Scary thoughts. UPS dropped off a pair of Soyo AT socket 370 motherboards while I was at work yesterday. So I’ll be picking those up from the apartment office after it opens this morning. That only means one thing. My PC/AT is about to come out of retirement.
Let’s think about that for a minute. When this ancient thing was built, Ronald Reagan was just starting his second term. The Soviet Union still existed, and the Evil Empire loomed large. The most popular game console wasn’t the Sony Playstation–it was the Atari 2600. Some popular rock’n’roll bands of the day: The Police and Duran Duran. U2 was on the map and rock critics knew them, but to the majority of people, the name conjured up images of a spyplane if it meant anything at all. The minivan as we know it today was just coming onto the market.
Dell Computer Corp. existed only as an operation out of a dorm room at the University of Texas at Austin, and it was known as PCs Limited. Gateway 2000 didn’t yet exist. The #2 maker of IBM-compatible PCs was Tandy.
Popular movies included Romancing the Stone, The Terminator, and Sixteen Candles.
U.S. airlines that were still in business: TWA, Eastern, and Pan Am. The most troubled airline at the time was Branniff Airways, which was in a long bankruptcy proceeding (it would later make a comeback, then die again).
Anyway… I pulled the PC/AT case out of storage, dug out some drive rails, found some Phillips screws that fit it (IBM insisted on using old-style slotted screws for some insane reason–I hate those), and I even dug out a vintage YE Data 1.2 MB 5.25″ floppy drive like IBM used. Then, noticing the 17 years’ worth of accumulated grime, I gave the case a bath. Now it looks two years old instead of 17. Actually, it looks pretty darn good. They don’t build ’em like that anymore. Of course, for what that case would cost to build today, an OEM can probably build an entire PC.
I’ve also accumulated other components: a junky Trident-based AGP video card is also about to come out of retirement, as is my old Media Vision Pro Audio Spectrum card with SCSI interface. That CD-ROM drive died long ago, but I’ve got an NEC 2-speed SCSI drive that looks great in the case. (This system’s all about retro looks; if I need speed, I’ll use a CD-ROM drive off my network.) To accomodate that, I’ve got a D-Link 10/100 PCI NIC.
Just one thing’s holding up this project: Computer Surplus Outlet just shipped my Celeron processors. I ordered the boards and chips the same day. That’s annoying.

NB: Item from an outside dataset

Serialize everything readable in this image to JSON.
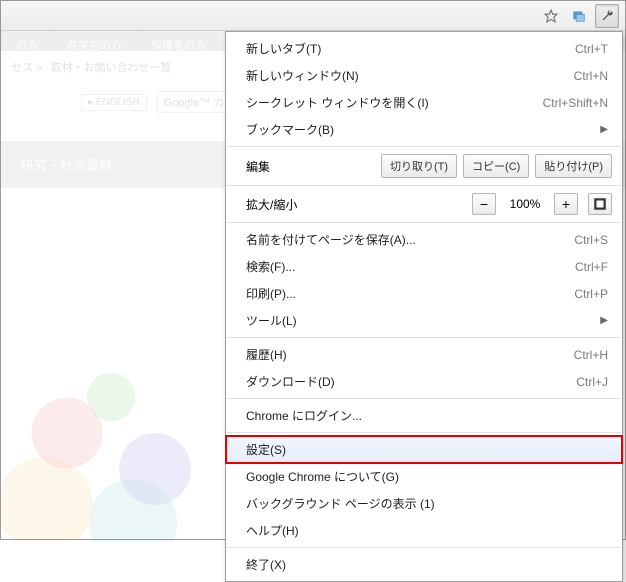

David Farquhar is a computer security professional, entrepreneur, and author. He started his career as a part-time computer technician in 1994, worked his way up to system administrator by 1997, and has specialized in vulnerability management since 2013. He invests in real estate on the side and his hobbies include O gauge trains, baseball cards, and retro computers and video games. A University of Missouri graduate, he holds CISSP and Security+ certifications. He lives in St. Louis with his family.